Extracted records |
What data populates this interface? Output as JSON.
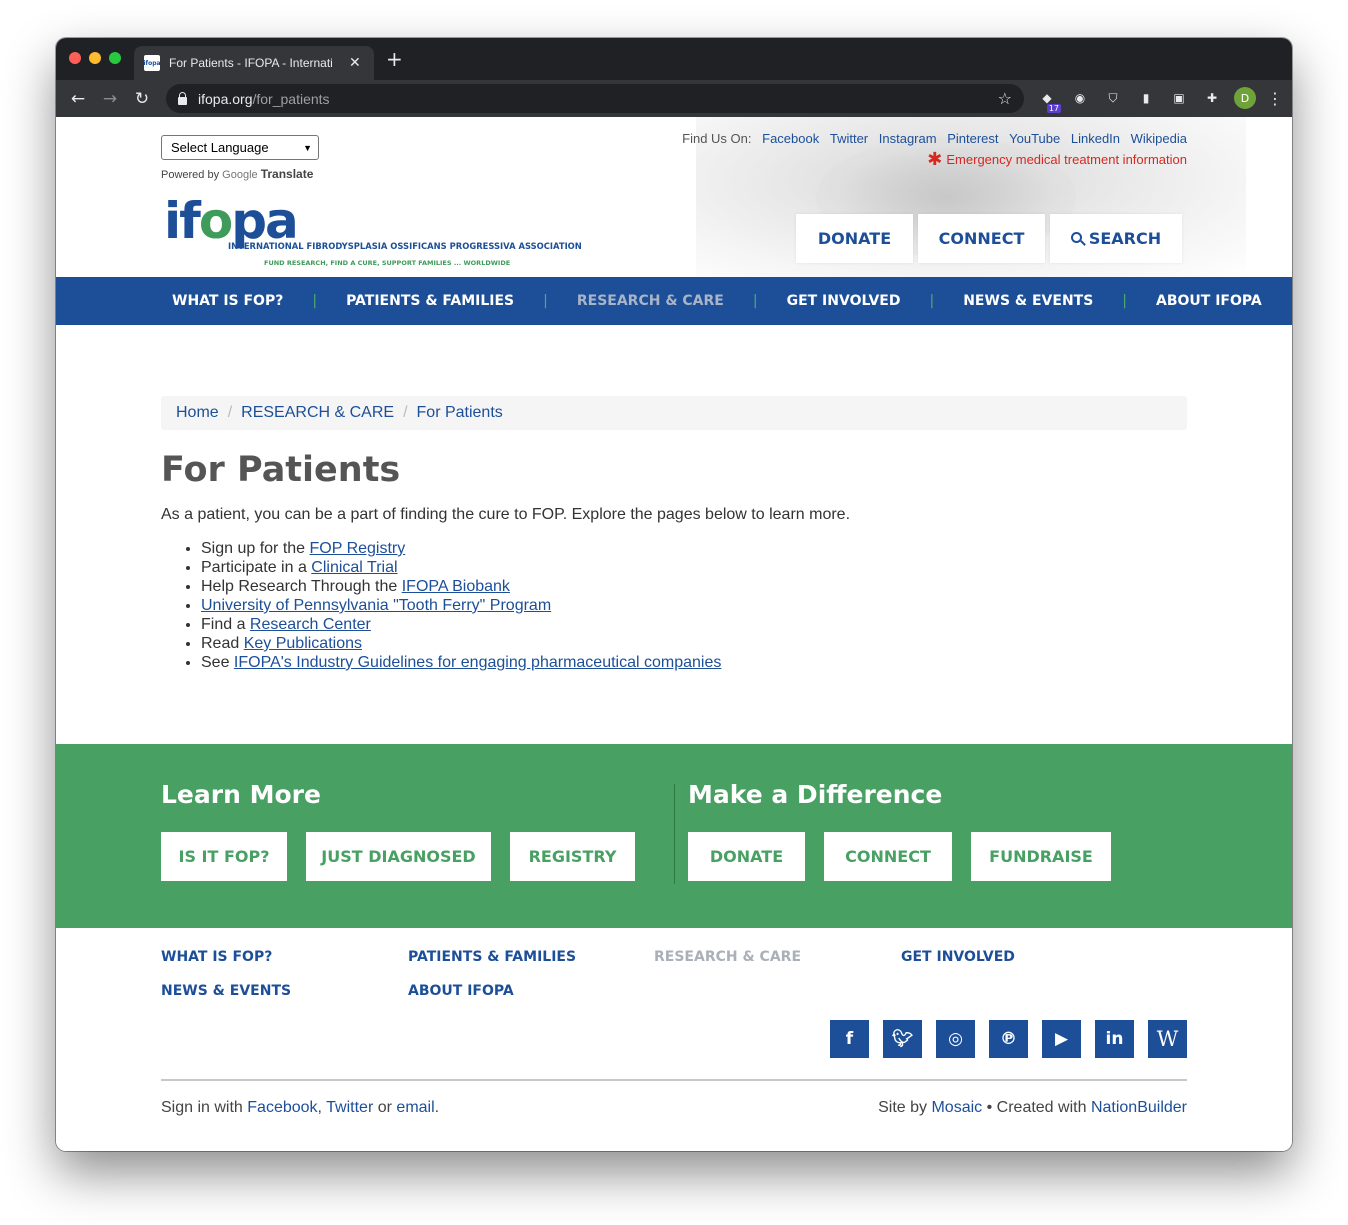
{
  "browser": {
    "tab_title": "For Patients - IFOPA - Internati",
    "tab_favicon": "ifopa",
    "url_host": "ifopa.org",
    "url_path": "/for_patients",
    "ext_badge": "17",
    "avatar_initial": "D"
  },
  "header": {
    "language_select": "Select Language",
    "powered_by": "Powered by",
    "google": "Google",
    "translate": "Translate",
    "find_us_label": "Find Us On:",
    "social_links": [
      "Facebook",
      "Twitter",
      "Instagram",
      "Pinterest",
      "YouTube",
      "LinkedIn",
      "Wikipedia"
    ],
    "emergency": "Emergency medical treatment information",
    "logo": {
      "word_start": "if",
      "word_o": "o",
      "word_end": "pa",
      "full_name": "INTERNATIONAL FIBRODYSPLASIA OSSIFICANS PROGRESSIVA ASSOCIATION",
      "tagline": "FUND RESEARCH, FIND A CURE, SUPPORT FAMILIES ... WORLDWIDE"
    },
    "buttons": {
      "donate": "DONATE",
      "connect": "CONNECT",
      "search": "SEARCH"
    }
  },
  "nav": [
    "WHAT IS FOP?",
    "PATIENTS & FAMILIES",
    "RESEARCH & CARE",
    "GET INVOLVED",
    "NEWS & EVENTS",
    "ABOUT IFOPA"
  ],
  "breadcrumb": [
    "Home",
    "RESEARCH & CARE",
    "For Patients"
  ],
  "main": {
    "title": "For Patients",
    "intro": "As a patient, you can be a part of finding the cure to FOP. Explore the pages below to learn more.",
    "items": [
      {
        "prefix": "Sign up for the ",
        "link": "FOP Registry"
      },
      {
        "prefix": "Participate in a ",
        "link": "Clinical Trial"
      },
      {
        "prefix": "Help Research Through the ",
        "link": "IFOPA Biobank"
      },
      {
        "prefix": "",
        "link": "University of Pennsylvania \"Tooth Ferry\" Program"
      },
      {
        "prefix": "Find a ",
        "link": "Research Center"
      },
      {
        "prefix": "Read ",
        "link": "Key Publications"
      },
      {
        "prefix": "See ",
        "link": "IFOPA's Industry Guidelines for engaging pharmaceutical companies"
      }
    ]
  },
  "band": {
    "learn_title": "Learn More",
    "learn_buttons": [
      "IS IT FOP?",
      "JUST DIAGNOSED",
      "REGISTRY"
    ],
    "diff_title": "Make a Difference",
    "diff_buttons": [
      "DONATE",
      "CONNECT",
      "FUNDRAISE"
    ]
  },
  "footer": {
    "links": [
      "WHAT IS FOP?",
      "PATIENTS & FAMILIES",
      "RESEARCH & CARE",
      "GET INVOLVED",
      "NEWS & EVENTS",
      "ABOUT IFOPA"
    ],
    "social_icons": [
      "facebook-icon",
      "twitter-icon",
      "instagram-icon",
      "pinterest-icon",
      "youtube-icon",
      "linkedin-icon",
      "wikipedia-icon"
    ],
    "sign_in": "Sign in with",
    "sign_facebook": "Facebook",
    "comma": ",",
    "sign_twitter": "Twitter",
    "sign_or": "or",
    "sign_email": "email",
    "period": ".",
    "site_by": "Site by",
    "mosaic": "Mosaic",
    "created_with": "• Created with",
    "nationbuilder": "NationBuilder"
  },
  "colors": {
    "brand_blue": "#1d4f99",
    "brand_green": "#48a063",
    "emergency_red": "#d6281f"
  }
}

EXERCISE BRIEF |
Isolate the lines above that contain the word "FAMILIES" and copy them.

SOLUTION FOR THIS EXERCISE |
      "tagline": "FUND RESEARCH, FIND A CURE, SUPPORT FAMILIES ... WORLDWIDE"
    "PATIENTS & FAMILIES",
      "PATIENTS & FAMILIES",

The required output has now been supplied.